It's hard getting an affordable babysitter for all my kids. Plus, my kids are wild and fun--they're rambunctious. So, most the time when I sew, they stay with me. The Scribe watches Doctor Jones, and The Hippie watches The Zombie Elf, but Sunday didn't go so well. Things have been getting harder and I keep selling more and more.
Last week, I'd sold a huge outfit, one that takes about twelve hours to make. Anyway, while I sewed it, I suddenly realized I needed more thread. I stood up, went to get more, and Doctor Jones sat on the pedal.
My sewing machine whirred above her and that adventurer didn't even cringe. She just sat, smiling with a sucker in her mouth.
I was across the room, and even though I started running to get back in time, The Zombie Elf was too close. He put his fingers near the vibrating needle, and . . . I barely stopped him from getting hurt.
He looked at me and said something I'd yelled earlier that day, "This is too much! I'm pissed!" he said and stomped away.
That's when I knew, I need to quit. I don't care how much money it is. I just don't care. I took Doctor Jones off the pedal, but she cried, so I turned off my machine. We unhooked the pedal and she's been hauling it around with her and sitting on it everywhere.
The Zombie Elf still doesn't know his fingers almost got sewn through. I knew a girl that happened to once. I got to know her after the "accident." I don't know if the accident turned her into a weirdo, or if she'd always been that way, but I refused to take a chance of that happening to my Zombie!
Anyway, my sewing business has been a blessing in my life. I was in business almost six years. I paid off my van, a good portion of my student loan from school. It even helped us when the rain prevented Cade from working. But with four kids, that part of my life needs to go on hold. I'll take this opportunity to focus on my family (number one) and my writing (number two). And as ironic as this is, it's exactly 100 days until my first book will come out. I didn't realize that until yesterday. Pretty cool if you ask me!
My Journal about Zeke is currently in the review process. Yahoo!!!
I've been working my butt off and so far, I've gotten two big name endorsements. Here they are:
EC Stilson has opened her heart and life to us through the "entries" in this book. She takes us step by step through the joys, challenges and heartbreaks of being a wife and mother. It is a powerful message of hope, not only to those who have lost a baby born with defects, but to everyone who has had their dreams shattered and had to find a way to put life together again.
author of “Life after Loss.”
EC Stilson’s, The Golden Sky is one of the most beautiful books I have read in a long time. Perhaps the word “beautiful” seems an odd choice given that the book journals the details of the death of her baby boy and it’s aftermath—but it’s not just a book about that terrible loss. It is a testament to courage, it is poignant and honest, it is funny and it is sad. Ultimately it is a story of transformation, growth and healing—of herself, her marriage, her family and her relationship with God. EC’s style of writing is conversational and captivating, and with each turn of the page this book will touch your heart.

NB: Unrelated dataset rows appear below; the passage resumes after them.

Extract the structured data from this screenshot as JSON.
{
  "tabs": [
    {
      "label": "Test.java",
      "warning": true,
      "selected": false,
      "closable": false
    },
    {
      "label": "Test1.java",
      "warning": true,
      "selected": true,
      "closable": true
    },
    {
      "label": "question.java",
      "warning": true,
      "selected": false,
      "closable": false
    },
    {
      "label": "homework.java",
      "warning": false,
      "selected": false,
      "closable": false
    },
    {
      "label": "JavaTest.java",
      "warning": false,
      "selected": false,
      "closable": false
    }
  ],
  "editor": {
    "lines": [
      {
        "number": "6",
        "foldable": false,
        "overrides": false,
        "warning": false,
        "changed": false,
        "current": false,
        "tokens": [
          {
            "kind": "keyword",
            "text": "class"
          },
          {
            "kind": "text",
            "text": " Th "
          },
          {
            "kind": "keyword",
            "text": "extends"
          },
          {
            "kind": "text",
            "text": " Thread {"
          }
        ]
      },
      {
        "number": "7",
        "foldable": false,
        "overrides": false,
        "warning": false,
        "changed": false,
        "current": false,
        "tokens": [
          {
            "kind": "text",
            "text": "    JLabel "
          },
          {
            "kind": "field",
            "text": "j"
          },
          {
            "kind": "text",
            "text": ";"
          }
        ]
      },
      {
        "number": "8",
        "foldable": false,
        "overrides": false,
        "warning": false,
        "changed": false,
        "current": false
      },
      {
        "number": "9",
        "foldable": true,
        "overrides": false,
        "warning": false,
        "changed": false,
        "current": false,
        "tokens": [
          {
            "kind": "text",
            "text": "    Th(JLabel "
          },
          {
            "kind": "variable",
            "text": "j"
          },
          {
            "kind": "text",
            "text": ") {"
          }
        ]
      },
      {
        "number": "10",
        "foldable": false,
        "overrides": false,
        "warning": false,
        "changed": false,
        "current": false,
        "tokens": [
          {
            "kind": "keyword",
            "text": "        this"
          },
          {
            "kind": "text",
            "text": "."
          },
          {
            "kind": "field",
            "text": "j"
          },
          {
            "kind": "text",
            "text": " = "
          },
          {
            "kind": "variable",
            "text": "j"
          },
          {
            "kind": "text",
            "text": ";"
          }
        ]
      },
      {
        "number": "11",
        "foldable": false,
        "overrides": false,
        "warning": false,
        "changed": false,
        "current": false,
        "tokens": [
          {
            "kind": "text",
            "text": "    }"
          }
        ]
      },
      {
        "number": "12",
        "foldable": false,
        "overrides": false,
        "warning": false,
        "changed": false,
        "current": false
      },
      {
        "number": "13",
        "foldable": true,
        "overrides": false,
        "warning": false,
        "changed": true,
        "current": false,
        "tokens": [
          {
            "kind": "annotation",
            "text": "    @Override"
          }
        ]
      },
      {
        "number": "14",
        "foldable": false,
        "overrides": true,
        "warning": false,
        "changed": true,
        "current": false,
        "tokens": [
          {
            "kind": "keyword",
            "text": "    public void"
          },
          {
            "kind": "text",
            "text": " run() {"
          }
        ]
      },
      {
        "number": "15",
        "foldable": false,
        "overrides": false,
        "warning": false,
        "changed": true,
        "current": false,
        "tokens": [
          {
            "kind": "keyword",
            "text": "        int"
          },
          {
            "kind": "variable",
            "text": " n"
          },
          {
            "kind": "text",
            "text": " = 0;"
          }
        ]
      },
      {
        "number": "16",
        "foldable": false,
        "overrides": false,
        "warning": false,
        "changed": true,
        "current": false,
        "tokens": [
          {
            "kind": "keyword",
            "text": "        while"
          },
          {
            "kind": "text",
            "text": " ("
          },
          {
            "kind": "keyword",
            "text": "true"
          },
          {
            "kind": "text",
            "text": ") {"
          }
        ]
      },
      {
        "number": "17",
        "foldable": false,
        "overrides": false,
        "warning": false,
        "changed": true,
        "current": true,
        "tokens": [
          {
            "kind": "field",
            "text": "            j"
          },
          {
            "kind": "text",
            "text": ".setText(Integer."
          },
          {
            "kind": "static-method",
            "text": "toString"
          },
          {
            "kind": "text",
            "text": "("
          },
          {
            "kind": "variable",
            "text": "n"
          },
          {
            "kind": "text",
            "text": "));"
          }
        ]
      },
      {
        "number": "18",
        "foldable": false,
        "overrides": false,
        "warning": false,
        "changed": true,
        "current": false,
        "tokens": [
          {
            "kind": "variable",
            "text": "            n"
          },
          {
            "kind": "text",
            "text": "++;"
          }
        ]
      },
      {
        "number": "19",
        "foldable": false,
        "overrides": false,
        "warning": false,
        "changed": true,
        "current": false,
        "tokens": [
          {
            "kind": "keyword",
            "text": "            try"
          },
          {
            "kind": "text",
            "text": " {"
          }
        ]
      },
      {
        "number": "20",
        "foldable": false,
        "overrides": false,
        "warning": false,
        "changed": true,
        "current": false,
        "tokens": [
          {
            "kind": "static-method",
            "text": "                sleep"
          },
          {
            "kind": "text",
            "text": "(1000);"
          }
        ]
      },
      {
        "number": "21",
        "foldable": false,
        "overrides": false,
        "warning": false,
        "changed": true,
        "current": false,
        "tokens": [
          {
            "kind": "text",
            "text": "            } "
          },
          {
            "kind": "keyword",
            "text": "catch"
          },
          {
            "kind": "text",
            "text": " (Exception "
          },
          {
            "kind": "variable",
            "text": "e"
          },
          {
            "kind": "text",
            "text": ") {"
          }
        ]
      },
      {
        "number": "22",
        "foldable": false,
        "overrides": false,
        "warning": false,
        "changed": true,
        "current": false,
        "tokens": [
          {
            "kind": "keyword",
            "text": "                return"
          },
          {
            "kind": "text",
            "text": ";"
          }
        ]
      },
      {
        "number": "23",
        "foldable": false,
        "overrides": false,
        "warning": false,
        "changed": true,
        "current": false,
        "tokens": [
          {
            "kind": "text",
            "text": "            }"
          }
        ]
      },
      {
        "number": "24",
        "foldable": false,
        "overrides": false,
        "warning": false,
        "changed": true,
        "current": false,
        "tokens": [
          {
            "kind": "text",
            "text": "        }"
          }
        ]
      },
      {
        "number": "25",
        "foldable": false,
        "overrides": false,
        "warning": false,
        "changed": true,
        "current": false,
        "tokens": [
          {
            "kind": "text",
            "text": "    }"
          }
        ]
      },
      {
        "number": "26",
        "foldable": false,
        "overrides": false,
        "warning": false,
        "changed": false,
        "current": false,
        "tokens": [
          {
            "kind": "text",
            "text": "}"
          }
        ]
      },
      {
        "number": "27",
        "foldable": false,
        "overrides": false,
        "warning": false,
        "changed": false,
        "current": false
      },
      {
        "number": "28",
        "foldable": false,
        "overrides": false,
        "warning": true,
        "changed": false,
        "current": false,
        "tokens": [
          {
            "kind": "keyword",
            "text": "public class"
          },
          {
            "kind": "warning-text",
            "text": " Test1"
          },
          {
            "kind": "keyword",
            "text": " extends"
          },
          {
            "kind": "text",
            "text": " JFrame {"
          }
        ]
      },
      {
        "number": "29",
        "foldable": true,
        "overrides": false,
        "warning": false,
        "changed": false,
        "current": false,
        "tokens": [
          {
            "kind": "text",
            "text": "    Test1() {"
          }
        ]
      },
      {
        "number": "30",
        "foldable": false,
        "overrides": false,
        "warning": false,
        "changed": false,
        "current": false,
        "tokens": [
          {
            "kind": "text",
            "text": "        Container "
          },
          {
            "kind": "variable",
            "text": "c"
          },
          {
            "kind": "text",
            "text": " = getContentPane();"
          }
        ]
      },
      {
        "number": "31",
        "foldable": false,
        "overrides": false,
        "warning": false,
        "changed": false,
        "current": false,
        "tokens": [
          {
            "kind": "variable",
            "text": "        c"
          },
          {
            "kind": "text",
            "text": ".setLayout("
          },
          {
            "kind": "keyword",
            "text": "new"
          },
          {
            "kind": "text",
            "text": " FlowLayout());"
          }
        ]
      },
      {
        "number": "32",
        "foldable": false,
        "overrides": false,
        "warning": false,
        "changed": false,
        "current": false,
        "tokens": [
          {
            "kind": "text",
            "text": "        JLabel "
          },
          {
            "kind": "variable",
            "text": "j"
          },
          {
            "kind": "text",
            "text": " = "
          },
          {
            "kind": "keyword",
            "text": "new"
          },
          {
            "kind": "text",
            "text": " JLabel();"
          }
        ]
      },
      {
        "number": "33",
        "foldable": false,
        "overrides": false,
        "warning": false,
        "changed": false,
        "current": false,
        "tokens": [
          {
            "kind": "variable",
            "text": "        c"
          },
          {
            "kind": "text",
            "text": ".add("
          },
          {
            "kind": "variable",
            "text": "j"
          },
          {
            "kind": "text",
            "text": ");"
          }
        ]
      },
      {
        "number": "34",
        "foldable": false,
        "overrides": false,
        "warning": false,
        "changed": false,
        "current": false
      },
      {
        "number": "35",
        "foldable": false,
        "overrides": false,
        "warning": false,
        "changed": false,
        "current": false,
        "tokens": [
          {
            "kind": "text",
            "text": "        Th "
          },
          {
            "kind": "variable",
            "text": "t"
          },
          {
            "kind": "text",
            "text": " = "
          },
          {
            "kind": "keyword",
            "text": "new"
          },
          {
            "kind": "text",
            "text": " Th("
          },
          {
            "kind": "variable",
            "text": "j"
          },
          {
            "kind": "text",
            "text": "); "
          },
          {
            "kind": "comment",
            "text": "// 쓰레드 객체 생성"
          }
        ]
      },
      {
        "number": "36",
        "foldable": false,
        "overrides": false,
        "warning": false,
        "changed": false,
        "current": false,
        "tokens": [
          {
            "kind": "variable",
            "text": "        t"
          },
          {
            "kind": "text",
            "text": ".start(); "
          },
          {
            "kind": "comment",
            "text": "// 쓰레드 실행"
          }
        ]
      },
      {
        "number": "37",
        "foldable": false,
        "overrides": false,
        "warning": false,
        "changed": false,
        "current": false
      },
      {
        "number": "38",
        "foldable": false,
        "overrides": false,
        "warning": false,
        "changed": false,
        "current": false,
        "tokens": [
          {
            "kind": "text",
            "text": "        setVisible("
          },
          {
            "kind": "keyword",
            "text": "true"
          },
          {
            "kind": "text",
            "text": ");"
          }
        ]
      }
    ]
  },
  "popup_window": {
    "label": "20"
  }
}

Pamela D. Blair, Ph.D. Co-Author, of the best selling classic, "I Wasn’t Ready to Say Goodbye: Surviving, Coping and Healing After the Sudden Loss of a Loved One"
I asked Susan Kane from The Contemplative Cat, if she'd consider writing a review for my upcoming book. Please check her out if you have a chance. She's AMAZING!
Here's her review:
We all know there are hard times and good times in our sojourn here on earth. We think that losing the car keys, or breaking an arm is part of the hard times. But we are wrong. The events that fill up the “hard times” category are much harsher and demanding than can be imagined.
Recently I was invited to review The Golden Sky by EC Stilson, who has become a fellow writer friend. In this memoir of the precious, short life of her son Zeke, Elisa shares an unblinking look at herself, her husband Cade, decisions and struggles they both faced, and the on-going grief and rejoicing for their son Zeke. It is at times a joyous read where I experienced a loving extended family that surrounded and carried each other through the birth and death of a child of God. It is a heart-rending read where I saw the tearing-apart that grief can do to a marriage. Yet, it is also a triumphant read where I saw faith and love, a fierce mother fighting for her children and her marriage.
Elisa is a fighter, as she says that her struggle is “…a game of bloody knuckles…” She realizes that God is the one rock in her life when she writes “…even in the hardest times, we step back for a second, (and) we realize God is with us the whole time…” Elisa realizes that she may have appeared to be so strong to others, but she knew that “…inside I’m dead, like smelly corpse or something…”
This is an honest book, an unwavering journal of a young woman’s struggle to be the best mother and wife possible when the ground underneath her is shifting every minute.
Susan E. Kane